Bill and Robin, helped by their childhood friend, Lena, develop a "reproducer" which can exactly duplicate any object. Bill, crushed when Lena marries Robin, convinces her to allow him to duplicate her, so that he may have a copy of her for himself. The experiment, at first deemed a success, seems to have worked only too well as the duplicate, Helen, is such an exact copy that she also loves Robin, not Bill. Bill hopes to rectify the situation with another radical experiment.
Directed by: Terence Fisher
. Starring: Barbara Payton
, James Hayter
, Stephen Murray
, John Van Eyssen
, Percy Marmont
, Jennifer Dearman
, Glyn Dearman
, Sean Barrett
, Kynaston Reeves
, John Stuart
, Edith Saville

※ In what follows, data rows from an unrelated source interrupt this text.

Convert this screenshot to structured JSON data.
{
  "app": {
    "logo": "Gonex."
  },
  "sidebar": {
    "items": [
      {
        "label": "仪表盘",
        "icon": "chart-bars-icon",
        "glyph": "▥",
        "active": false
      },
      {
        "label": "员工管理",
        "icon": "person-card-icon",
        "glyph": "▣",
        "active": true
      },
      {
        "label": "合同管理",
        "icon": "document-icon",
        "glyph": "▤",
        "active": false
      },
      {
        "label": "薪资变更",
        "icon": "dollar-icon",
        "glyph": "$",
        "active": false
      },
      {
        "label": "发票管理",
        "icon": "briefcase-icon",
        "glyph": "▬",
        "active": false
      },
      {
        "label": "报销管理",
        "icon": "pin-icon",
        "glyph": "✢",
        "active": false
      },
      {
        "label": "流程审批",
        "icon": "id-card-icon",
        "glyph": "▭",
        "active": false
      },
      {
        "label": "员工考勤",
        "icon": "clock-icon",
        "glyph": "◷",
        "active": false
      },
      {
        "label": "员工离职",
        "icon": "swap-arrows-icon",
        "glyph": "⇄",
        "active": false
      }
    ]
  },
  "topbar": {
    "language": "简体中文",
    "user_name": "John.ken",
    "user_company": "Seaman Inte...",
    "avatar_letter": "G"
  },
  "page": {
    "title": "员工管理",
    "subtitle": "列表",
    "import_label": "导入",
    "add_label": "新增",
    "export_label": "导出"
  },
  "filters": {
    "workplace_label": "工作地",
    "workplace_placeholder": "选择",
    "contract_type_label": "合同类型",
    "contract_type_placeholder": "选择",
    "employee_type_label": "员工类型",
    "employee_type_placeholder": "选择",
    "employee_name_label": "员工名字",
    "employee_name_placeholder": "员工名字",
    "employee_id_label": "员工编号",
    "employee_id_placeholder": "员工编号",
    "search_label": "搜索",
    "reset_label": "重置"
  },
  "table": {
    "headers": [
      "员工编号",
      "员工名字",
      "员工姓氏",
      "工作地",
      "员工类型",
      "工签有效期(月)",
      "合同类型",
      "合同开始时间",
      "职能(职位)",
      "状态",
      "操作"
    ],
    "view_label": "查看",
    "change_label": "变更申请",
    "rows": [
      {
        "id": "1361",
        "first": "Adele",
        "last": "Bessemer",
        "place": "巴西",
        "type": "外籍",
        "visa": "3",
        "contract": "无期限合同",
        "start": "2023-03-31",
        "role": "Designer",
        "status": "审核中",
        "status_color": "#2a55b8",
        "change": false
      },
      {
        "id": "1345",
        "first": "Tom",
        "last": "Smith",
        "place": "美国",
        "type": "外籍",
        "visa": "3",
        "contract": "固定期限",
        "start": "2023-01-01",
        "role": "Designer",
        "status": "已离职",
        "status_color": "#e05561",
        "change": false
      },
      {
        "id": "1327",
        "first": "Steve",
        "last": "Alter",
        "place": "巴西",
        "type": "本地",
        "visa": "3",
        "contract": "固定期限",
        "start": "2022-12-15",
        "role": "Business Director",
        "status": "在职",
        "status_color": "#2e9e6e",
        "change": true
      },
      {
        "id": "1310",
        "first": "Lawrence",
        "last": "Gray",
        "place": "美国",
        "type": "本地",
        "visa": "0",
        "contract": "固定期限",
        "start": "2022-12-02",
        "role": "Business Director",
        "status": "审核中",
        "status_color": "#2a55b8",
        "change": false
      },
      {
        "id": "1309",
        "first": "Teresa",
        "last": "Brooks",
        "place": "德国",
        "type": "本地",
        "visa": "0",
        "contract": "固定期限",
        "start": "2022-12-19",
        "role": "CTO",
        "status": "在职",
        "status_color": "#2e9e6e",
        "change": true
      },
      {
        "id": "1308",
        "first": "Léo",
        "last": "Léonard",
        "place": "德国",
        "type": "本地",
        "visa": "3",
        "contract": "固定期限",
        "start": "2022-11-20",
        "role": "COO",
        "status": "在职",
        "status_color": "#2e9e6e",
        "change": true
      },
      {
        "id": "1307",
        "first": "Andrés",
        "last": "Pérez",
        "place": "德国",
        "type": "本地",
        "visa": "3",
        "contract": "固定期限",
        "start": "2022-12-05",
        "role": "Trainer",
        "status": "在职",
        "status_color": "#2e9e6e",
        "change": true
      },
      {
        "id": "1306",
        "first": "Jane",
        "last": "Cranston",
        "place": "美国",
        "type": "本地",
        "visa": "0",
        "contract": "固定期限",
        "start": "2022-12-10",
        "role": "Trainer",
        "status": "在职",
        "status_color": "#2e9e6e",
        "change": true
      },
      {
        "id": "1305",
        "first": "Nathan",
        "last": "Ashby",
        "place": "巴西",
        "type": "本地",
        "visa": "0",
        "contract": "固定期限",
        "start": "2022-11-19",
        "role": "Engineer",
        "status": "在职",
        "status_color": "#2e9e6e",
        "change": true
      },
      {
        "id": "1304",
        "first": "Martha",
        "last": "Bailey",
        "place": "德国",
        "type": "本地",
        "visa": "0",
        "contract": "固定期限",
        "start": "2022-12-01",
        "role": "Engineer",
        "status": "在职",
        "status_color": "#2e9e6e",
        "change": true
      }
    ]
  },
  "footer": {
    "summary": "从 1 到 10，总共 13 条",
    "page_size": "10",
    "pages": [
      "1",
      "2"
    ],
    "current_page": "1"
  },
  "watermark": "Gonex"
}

. Music by: Malcolm Arnold
Bill and Robin are two life long friends who have built a machine that can replicate anything. Another friend from childhood Lena arrives in the village and very quickly Lena and Robin fall in love and are married. This hurts Bill greatly because he to is in love with Lena and so duplicates Lena as Helen who is not only identical to Lena but has the same memories as her
This is something of an obscure cult classic. Obscure in the fact that it never seemed to be broadcast on British television and cult classic in the fact that was the first science fiction movie produced by the Hammer studios and was directed by Terrance Fisher undoubtedly the finest of the studios in house directors. It's interesting that that the film opens with a religious quote because this predates other Hammer productions later in the decade namely THE QUATERMASS EXPERIMENT and FRANKENSTEIN that have the subtext that there's somethings science should never interfere with and mankinds thirst for knowledge might very well be its downfall. It does become very clear early on however that FOUR SIDED TRIANGLE is a forgotten film for a very good reason - it's not very good
Don't be fooled that this is a science fiction from Hammer because the sci-fi element merely exists as a plot device. Two brilliant whizz-kid scientists invent a wonderful machine in their spare time that can duplicate anything, in effect a cloning machine that can clone anything. What a wonderful invention and as everyone points out this is the greatest thing humanity has ever invented and these two blokes built it in a shed in their spare time and probably with their own funds. How likely is that?
" Hold on Theo. HG Wells wrote The Time Machine and that featured an inventor building a time machine in his house. The novel changed literature and you have to suspend disbelief with these stories "
Yes maybe but suspension of disbelief is not required with Wells who had an almost supernatural ability to make the incredible seem almost blasé. With this film you're constantly noticing how unlikely everything is. Lena, Bill and Robin are all roughly the same age when we're introduced to them as children then when we're introduced to them as adults Bill and Robin seem to be physically twice the age of Lena.Did Lena invent a time machine and go forward in time? It's also difficult to buy in to Lena falling in love with Robin who is totally uncharismatic as is Bill. It's not a science fiction film anyway just a sort of love story that has a very dated plodding pace and the only drama takes place at the end and jars because it feels more like a pivotal inciting incident rather than a climax. Someone on this page compared the film to an episode of THE OUTER LIMITS and in parts that what it resembles but that classic American show would have grabbed the premise by the throat and would have done something with it unlike here.
Review by Theo Robertson from the Internet Movie Database.